Different rhythms are important. In biblical times there were all kinds of mandatory festivals which ensured God’s people stayed fresh and out of a rut. The season of summer and the season of fall, which is “back to school,” are healthy changeups that we all need. Even though Lib and I don’t have a “young family” anymore, and all of our kids are out of our house, some rhythms just don’t go away.
Summer is a time for less regimentation and later bedtimes. Because there isn’t a strict school schedule that is driving family priorities, it’s normal and healthy to become a bit lax during the summer. But in the fall it’s time to step back into a more regimented lifestyle. Just as many of us look forward to summer, we should also look forward to fall. Here are some things to keep in mind.
- The next day starts the night before. This is the time to make lunches and prep backpacks. Even for those of us who aren’t going to school, the success of our next day can be determined by our habits the night before.
- Embrace a set bedtime that gives you needed sleep and prepares you for productivity.
- Set standard evening meal times where you all connect and debrief your day. A simple regimen to put in place is to go around the dinner table and ask each person two questions. “What was the worst part of your day?” and “What was the best part of your day?” This will create meaningful conversations.

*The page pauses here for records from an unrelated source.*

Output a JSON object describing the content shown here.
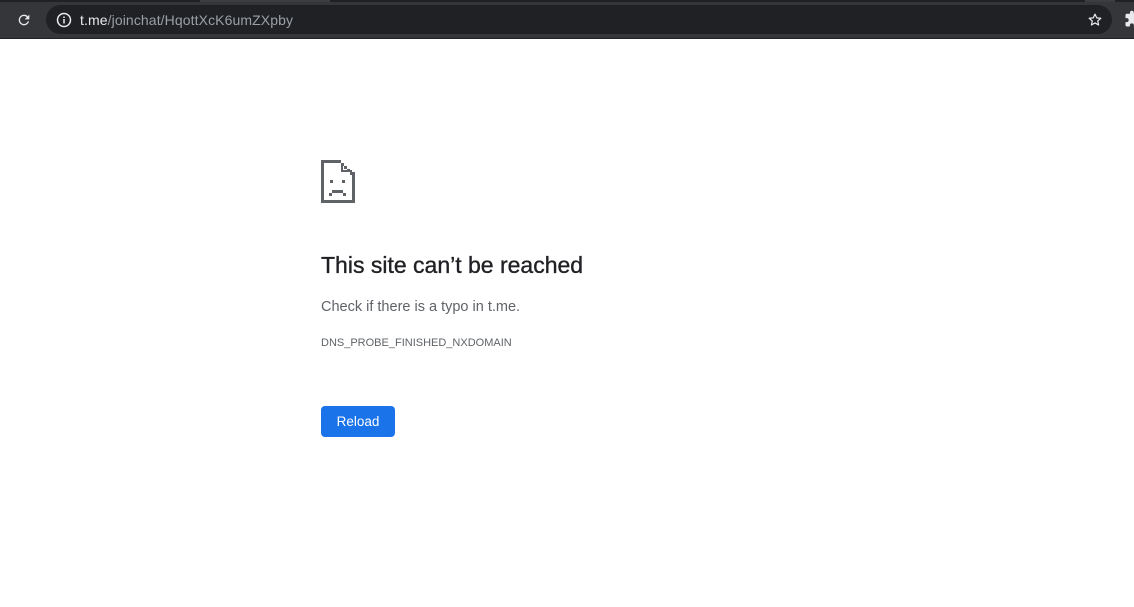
{
  "toolbar": {
    "url_host": "t.me",
    "url_path": "/joinchat/HqottXcK6umZXpby",
    "icons": {
      "reload": "reload-icon",
      "site_info": "info-icon",
      "bookmark": "star-icon",
      "extensions": "puzzle-icon"
    }
  },
  "error_page": {
    "icon": "sad-page-icon",
    "title": "This site can’t be reached",
    "description": "Check if there is a typo in t.me.",
    "error_code": "DNS_PROBE_FINISHED_NXDOMAIN",
    "reload_label": "Reload"
  },
  "colors": {
    "toolbar_bg": "#35363a",
    "omnibox_bg": "#202124",
    "accent": "#1a73e8",
    "title_text": "#202124",
    "secondary_text": "#5f6368"
  }
}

- Take care of yourself first. If you need an hour alone in the morning before the kids get moving, do it. If you need to roll straight out of bed into the car, do it. Strategically choose the patterns for you rather than mindlessly fall into stress.
- Establish a prayer cue. If you are driving your kids to school, identify a traffic light where every day you will pray out loud for a blessing on their day and for the entire faculty and student population.

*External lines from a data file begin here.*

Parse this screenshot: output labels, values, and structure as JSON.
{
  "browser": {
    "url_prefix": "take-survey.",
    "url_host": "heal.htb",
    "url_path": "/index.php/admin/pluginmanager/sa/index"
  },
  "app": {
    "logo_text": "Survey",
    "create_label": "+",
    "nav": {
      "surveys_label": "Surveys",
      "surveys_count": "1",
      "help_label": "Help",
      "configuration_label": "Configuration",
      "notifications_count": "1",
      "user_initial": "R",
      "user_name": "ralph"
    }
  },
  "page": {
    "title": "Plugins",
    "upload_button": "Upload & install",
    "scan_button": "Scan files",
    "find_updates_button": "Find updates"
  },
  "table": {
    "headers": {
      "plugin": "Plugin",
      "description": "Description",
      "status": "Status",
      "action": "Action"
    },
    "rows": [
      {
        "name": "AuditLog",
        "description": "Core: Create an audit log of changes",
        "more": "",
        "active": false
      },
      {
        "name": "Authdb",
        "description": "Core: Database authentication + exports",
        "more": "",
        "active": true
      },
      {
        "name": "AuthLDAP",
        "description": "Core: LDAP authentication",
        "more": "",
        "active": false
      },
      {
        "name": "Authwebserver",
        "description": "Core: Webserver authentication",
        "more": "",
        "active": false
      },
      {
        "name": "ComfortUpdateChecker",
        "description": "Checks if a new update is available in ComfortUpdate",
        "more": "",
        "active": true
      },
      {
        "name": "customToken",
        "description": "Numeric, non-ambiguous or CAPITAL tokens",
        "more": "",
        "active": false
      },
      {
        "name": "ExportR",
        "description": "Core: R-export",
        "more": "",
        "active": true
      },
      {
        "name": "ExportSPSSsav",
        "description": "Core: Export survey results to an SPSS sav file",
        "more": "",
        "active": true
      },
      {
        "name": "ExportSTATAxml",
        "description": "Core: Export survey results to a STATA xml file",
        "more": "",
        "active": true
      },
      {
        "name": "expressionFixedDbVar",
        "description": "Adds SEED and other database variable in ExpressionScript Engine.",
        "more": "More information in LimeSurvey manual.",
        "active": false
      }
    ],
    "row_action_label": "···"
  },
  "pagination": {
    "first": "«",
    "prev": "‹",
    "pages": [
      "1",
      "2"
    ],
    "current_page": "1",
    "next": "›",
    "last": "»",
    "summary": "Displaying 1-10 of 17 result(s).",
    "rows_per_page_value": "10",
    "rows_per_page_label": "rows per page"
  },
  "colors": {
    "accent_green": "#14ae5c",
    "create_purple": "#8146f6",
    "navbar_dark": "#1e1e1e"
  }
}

- Fun doesn’t end when summer ends. We all still need to play. For us, that meant jumping on the trampoline for 15 minutes every night after dinner or playing murderball up against the chain link fence.
It isn’t the one-off experiences that make for a meaningful and great life. It is the intentional ordering of our days over a lifetime. Fall is a great season to restart.